SHREWSBURY, Massachusetts – Over the last few years, we have all watched the incredible spread of the Asian Longhorn Beetle throughout Central and Eastern Massachusetts. Despite the best efforts of the USDA in removing over 10,000 trees, the beetles have recently been identified as far to the east as Boston. The Greater Worcester area has been at the epicenter of the infestation, and here in Shrewsbury neighborhood like West Hills have just been decimated – not by the beetles, but by the buzz saws of the USDA.
Everyone can agree that the eradication of these pests is and should be a priority, yet many have come to question the logic of removing rather than treating an infested tree, and moreover the USDA policy of removing completely healthy trees, many on private property, that are within a half mile of the single tree which had the infestation. The USDA would say that the best way to eradicate is to cut down all trees that the ALB likes to eat, within a huge distance around a known infestation. I suppose in a way, there is some logic behind that, yet if the fear is that the beetles will eat and kill such a tree, I’m not sure that killing them all ourselves can be considered a victory over the beetles. I know that thought will upset many in the USDA, and I’m sorry….but if people are getting bit on the ankle by rattlesnakes in Arizona, I don’t believe the “treatment” should be the removal of legs from anyone in an area where such a bite occurred, but rather the removal of the snakes.

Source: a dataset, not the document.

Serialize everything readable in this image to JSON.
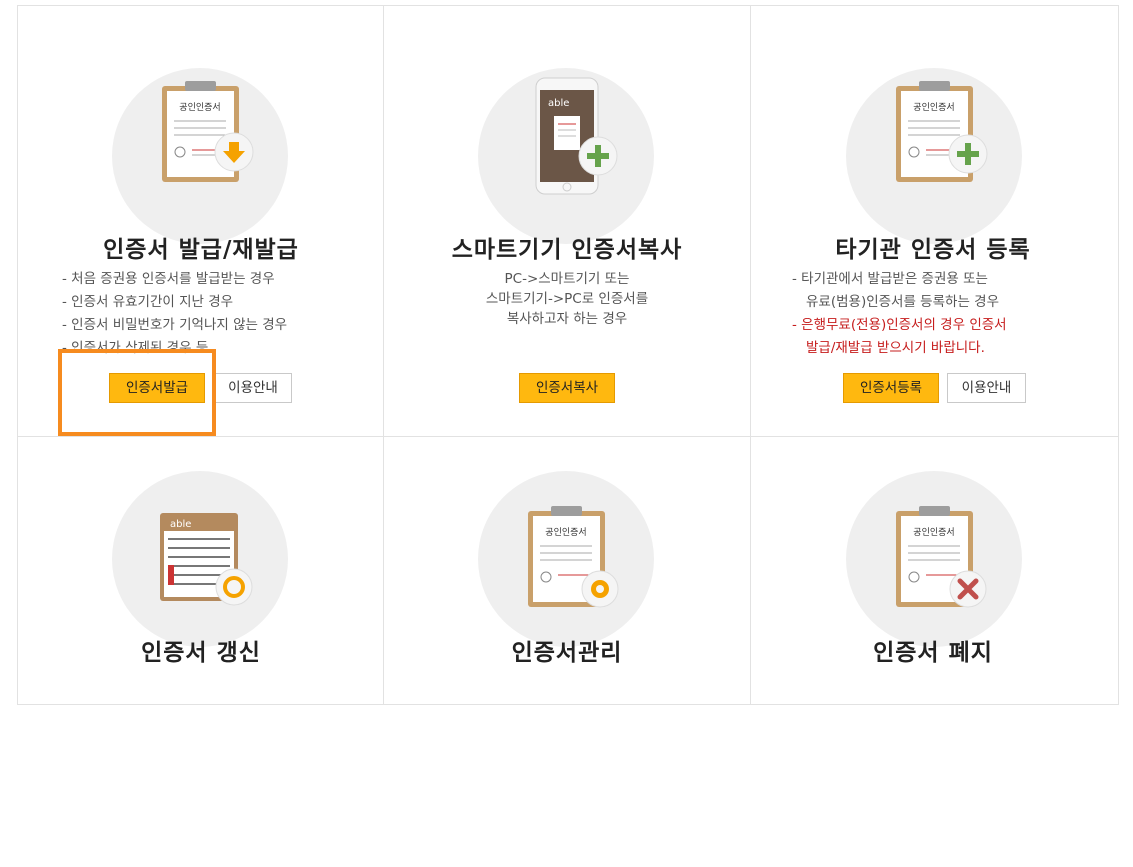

As a Realtor, I can speak to the fact that the removal of large shade trees on a property, and within a neighborhood, has a drastic impact on the marketability of the property – and this is not solved by having the USDA replant a six foot tall tree that will take 30 years to grow. Now, if a tree is infected, I can certainly understand needing to get rid of it but the thought that because an infective maple tree was found a half mile from your house, means that the Federal Government can come on your property, against your specific direction, find no beetles, and still cut down every maple tree is simply ridiculous. There are many other methods which exist to treat for the beetles, and no doubt experts are working day in and day out to come up with others.

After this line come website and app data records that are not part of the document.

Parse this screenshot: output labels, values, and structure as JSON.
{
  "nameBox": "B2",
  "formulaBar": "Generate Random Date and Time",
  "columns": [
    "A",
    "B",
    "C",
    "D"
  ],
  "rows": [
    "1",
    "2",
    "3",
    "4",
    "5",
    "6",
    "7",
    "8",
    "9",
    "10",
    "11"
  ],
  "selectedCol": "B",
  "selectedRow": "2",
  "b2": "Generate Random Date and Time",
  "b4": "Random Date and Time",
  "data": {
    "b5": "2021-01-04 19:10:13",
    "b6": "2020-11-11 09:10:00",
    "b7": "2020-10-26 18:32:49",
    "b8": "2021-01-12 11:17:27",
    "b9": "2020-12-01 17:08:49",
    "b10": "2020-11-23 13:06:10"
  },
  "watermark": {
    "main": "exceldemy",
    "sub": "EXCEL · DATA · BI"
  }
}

Across the nation, many neighborhoods have gone to court to fight the removal of “non-infected” host trees, and in Cincinnati a law firm had the courage to step in and fight the USDA, ultimately getting them to agree to treat, rather than remove non-infected trees. Andy Brownfield, a Reporter for the Cincinnati Business Courier, put together a great article on their work, that I thought I’d share with you. No idea is perfect, and some question the use of any pesticides as being harmful to the environment, but I think before we destroy another 10,000 trees, and before the buzz saws show up in your yard, it might be helpful to see that property owners do have some rights, and the ability to think about the environment, without necessarily just submitting a somewhat draconian system that tells you that their way is the only way. If they don’t speak up, then before long, all of our trees will be gone….and then I guess we can declare “victory” against the tree eating beetle!
The Asian Long-horned Beetle has been munching on trees in Clermont County.
Imagine scenic Clermont County, only with 2 million fewer trees.
That’s what worried a grassroots group when they heard the U.S. Department of Agriculture was trying to find a way to stop the spread of an invasive, tree-eating beetle.
In the summer of 2011, the Asian Long-horned Beetle was discovered in Clermont. The beetle attacks and in many cases kills 12 different species of tree.
When citizens heard that the USDA was considering cutting down every tree within a half-mile of infested trees – 2.2 million on more than 3,800 acres – they formed the ALB Citizens’ Cooperative and retained Strauss Troy attorney Brian O’Connell to represent them.
“While the group agrees that the Asian Long-horned Beetle needs to be eradicated from Ohio, our approach involves a balance of eradication and preservation,” O’Connell said in a news release.
In May of this year, the USDA identified a chemical treatment for the eradication of the bugs, which will be used on high-risk trees within a half-mile of known infestations. That means Clermont County property owners don’t have to worry about the feds coming in and chopping down trees without their consent.
“It’s encouraging that the USDA was able to see the forest for the trees and acknowledge both that a balanced approach of eradication and preservation will work, and every bit as important, acknowledge the property rights of individual owners,” O’Connell said.